His teammates have defended him too. Pointing the finger at Peyton Manning “would be neglecting all the things he did this season to get us to this point,” says Broncos tight end Julius Thomas. “By no means are we blaming Peyton for anything. He is the reason we are here, he is our leader, and we are going to stand by him.”
Manning himself was asked if the loss was embarrassing. “It’s not embarrassing at all,” he said. “I never use that word. There are a lot of professional football players in the locker room who put a lot of hard work and effort into being here and playing in that game. The word ‘embarrassing’ is an insulting word, to tell you the truth.’”

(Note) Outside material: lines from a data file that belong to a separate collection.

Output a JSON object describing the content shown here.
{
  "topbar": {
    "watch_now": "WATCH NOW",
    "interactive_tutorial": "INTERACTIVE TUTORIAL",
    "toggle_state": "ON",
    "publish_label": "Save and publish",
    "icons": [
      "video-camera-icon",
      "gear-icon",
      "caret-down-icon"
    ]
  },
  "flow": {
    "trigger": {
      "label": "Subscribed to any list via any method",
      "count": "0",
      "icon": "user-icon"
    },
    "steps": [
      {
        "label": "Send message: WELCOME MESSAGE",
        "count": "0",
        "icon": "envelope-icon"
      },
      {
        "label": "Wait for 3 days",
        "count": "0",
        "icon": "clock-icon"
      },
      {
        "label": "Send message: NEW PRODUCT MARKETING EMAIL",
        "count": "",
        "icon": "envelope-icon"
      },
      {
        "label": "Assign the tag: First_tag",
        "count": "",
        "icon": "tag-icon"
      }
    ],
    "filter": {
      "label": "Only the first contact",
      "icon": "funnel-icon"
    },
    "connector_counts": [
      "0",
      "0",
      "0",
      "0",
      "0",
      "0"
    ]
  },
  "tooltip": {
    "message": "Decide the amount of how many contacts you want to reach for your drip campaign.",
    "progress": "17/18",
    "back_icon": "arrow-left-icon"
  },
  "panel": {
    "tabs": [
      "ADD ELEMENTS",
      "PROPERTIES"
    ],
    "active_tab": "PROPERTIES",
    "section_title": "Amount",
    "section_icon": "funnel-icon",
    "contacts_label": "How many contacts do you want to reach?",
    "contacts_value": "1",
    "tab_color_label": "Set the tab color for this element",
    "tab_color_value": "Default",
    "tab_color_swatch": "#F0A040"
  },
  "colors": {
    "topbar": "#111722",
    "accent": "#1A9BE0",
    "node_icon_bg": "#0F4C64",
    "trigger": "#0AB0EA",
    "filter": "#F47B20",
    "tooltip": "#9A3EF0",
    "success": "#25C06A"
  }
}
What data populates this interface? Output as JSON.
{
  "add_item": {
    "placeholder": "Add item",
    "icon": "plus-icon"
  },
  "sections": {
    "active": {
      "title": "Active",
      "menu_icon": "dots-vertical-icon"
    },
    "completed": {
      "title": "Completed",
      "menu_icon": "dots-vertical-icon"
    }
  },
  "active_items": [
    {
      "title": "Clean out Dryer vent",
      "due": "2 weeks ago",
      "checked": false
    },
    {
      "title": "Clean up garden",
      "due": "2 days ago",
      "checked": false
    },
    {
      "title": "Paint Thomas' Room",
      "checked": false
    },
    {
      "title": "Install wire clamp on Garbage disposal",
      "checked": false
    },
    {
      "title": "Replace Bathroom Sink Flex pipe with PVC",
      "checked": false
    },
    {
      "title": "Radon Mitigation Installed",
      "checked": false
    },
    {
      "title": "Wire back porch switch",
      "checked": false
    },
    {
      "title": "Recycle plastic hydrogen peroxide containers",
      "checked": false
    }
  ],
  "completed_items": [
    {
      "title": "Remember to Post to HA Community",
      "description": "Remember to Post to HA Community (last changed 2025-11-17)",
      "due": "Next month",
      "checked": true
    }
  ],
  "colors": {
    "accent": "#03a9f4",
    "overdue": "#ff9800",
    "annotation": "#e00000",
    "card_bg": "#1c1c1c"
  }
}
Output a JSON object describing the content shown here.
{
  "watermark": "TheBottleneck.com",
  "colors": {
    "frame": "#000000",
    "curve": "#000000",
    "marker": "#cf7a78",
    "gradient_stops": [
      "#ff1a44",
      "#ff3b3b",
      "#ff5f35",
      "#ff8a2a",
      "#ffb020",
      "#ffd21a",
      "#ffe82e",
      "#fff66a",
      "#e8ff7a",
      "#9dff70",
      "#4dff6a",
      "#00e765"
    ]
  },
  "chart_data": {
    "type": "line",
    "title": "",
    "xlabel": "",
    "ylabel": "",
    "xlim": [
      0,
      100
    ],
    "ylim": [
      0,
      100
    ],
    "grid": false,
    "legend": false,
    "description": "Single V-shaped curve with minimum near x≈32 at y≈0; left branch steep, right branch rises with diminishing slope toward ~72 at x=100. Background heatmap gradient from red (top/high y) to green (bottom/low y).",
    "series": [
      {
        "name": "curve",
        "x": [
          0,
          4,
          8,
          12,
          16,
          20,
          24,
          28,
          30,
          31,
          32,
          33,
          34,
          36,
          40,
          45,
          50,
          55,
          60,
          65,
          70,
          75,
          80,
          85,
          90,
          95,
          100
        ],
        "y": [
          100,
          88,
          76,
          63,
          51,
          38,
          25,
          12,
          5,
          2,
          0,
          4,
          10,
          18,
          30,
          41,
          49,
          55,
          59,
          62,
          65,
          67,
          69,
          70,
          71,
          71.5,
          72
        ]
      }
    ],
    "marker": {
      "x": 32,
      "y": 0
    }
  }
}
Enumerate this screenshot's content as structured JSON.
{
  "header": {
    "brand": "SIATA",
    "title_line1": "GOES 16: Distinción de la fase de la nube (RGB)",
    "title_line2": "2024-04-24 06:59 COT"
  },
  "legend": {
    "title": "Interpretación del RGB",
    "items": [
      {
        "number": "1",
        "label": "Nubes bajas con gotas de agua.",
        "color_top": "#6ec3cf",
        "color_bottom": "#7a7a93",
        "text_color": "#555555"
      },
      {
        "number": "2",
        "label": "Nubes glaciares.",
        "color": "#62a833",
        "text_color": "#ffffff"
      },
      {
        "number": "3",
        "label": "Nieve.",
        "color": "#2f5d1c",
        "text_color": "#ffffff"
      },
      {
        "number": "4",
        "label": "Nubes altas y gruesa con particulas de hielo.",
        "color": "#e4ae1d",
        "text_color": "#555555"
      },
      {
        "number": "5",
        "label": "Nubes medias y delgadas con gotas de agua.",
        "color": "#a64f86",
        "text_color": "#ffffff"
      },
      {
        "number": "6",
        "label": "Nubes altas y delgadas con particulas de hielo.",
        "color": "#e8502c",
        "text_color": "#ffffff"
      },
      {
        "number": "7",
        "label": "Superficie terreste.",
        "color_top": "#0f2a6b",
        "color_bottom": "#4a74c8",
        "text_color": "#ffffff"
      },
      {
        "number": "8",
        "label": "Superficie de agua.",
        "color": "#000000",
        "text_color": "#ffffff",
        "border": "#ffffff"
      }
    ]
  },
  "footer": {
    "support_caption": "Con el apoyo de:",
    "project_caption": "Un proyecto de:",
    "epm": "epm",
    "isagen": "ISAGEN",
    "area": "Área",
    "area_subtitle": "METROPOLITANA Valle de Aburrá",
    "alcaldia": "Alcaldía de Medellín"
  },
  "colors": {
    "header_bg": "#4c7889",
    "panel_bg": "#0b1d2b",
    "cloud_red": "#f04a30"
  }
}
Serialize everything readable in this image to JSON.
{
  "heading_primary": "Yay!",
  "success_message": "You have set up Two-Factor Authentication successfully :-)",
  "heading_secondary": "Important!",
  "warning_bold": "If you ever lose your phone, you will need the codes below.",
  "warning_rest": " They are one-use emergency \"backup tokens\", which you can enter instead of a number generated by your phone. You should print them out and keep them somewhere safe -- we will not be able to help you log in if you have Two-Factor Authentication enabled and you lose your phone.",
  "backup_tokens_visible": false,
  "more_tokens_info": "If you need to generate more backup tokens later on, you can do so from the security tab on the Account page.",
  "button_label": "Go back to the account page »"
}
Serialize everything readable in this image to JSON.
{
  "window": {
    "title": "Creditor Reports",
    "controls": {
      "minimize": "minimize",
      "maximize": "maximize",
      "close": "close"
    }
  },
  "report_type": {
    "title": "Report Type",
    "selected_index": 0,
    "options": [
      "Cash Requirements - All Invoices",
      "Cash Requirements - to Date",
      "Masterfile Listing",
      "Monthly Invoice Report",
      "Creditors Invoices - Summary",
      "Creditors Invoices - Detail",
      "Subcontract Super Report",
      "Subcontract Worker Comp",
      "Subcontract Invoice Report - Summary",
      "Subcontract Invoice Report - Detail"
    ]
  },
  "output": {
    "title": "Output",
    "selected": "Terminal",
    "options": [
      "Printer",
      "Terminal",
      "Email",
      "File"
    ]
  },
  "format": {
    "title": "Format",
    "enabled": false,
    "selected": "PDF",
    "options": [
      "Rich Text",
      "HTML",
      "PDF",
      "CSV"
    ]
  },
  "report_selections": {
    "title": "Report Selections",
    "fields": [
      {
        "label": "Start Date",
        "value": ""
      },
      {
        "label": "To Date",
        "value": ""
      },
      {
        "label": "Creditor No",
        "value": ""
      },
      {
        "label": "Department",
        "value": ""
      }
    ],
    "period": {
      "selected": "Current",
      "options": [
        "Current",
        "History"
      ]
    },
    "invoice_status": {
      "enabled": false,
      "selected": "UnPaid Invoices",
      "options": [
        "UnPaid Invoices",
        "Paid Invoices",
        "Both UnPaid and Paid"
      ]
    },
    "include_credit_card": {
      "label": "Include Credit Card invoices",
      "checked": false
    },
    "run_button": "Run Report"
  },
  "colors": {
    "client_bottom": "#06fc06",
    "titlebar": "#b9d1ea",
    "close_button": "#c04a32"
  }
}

So were Fox, Manning and the rest of the team seeing the same game as the rest of us? They know the score was 43-8, right?
After the game, the Broncos sounded like a team in denial. Yes, Manning did not give up those 43 points, and his statistical line was far from awful. He went 34-47, for 280 yards, with a touchdown pass and two interceptions. The 34 completions were even a Super Bowl record. The most hollow Super Bowl record in history, but a record nonetheless.
At least the Denver quarterback could concede the evening was depressing. “I don’t know if you ever really get over it,” he said.
Manning has lost two of his three Super Bowl appearances — little brother Eli has more Super Bowl rings — and now, at 37, he is running short on time. Many all-time great quarterbacks, like Dan Marino, never even won a Super Bowl. Others, like Brett Favre, won just one. Manning doesn’t need a Super Bowl to cement his legacy. But after all he has accomplished, after coming back from the neck surgeries and switching teams and setting the records, he’s due one more. If he doesn’t get that second Super Bowl – like his boss, John Elway, did – his career will end with a tinge of disappointment.
Make no mistake: Manning ran into the wrong team Sunday night. Even at his best, he’s probably not beating the Seahawks’ defense, best in the NFL this season and brilliantly capable of thwarting the big Manning pass. Manning’s longest completion was for 23 yards, and that play resulted in a turnover; Seattle’s Byron Maxwell stripped the ball from Denver receiver Demaryius Thomas.
“What about this defense?” Seattle coach Pete Carroll screamed in the jubilant Seattle locker room afterwards, his voice hoarse.“This defense goes plus four today!” Denver had four turnovers, Seattle, none. “Plus four!” The team hoots and hollers.
“Dominant, dominant, dominant,” says Seattle defensive end Red Bryant. “That defense right there, it’s got to go down as one of the best. Got to go down. What’s so great about it, they called us misfits. Nobody wanted us. We’re the best.” A radio reporter asked Bryant about returning to his native Jasper, Texas as a Super Bowl champ. “I got so much love waiting on me!” Bryant shouted.
“We’re just young guys with a bunch of chips on our shoulders,” says Seattle linebacker Cliff Avril, whose second quarter hit on Manning led to an interception and touchdown return for linebacker Malcolm Smith, the game’s MVP. Seattle’s “Legion of Boom” secondary, headlined by Richard Sherman, gets plenty of media attention. But Seattle’s defensive line was key. Manning hasn’t been pressured much all playoffs. In the Super Bowl, however, he felt plenty of heat.
“The line was humming,” says Maxwell. “We’ve got like 8 dudes that can be All-Pro.” Jeremy Lane, a Seattle cornerback, called his crew the greatest defense of all-time.
Manning wouldn’t give Seattle that much credit. He said the Seahawks didn’t even make him uncomfortable. “They just made more plays on defense than we did,” he said. (Again, Denver in denial). All week long, Manning was being asked questions about his future; would he retire after the game? After the Super Bowl trouncing, Manning doesn’t sound like he’s stepping aside. “I think this team used last year’s playoff loss to fuel us,” Manning said. “I thought it made us a better team this year. Hopefully, we can use this to fuel us this off-season into next season as well.”
Then he trudged through the bowels of MetLife Stadium in East Rutherford, N.J. late Sunday night, in a sharp suit, towards the team bus. Though it was probably the last thing Manning felt like doing, he stopped to sign a few autographs. “Can you sign this for my son?” someone asked him. He obliged. “Thank you Peyton,” a woman screamed at him. He turned a corner, and walked out of the stadium, for a long flight home. Odds are, he’s already planning his Super Bowl return.
Peyton Manning can’t go out like this.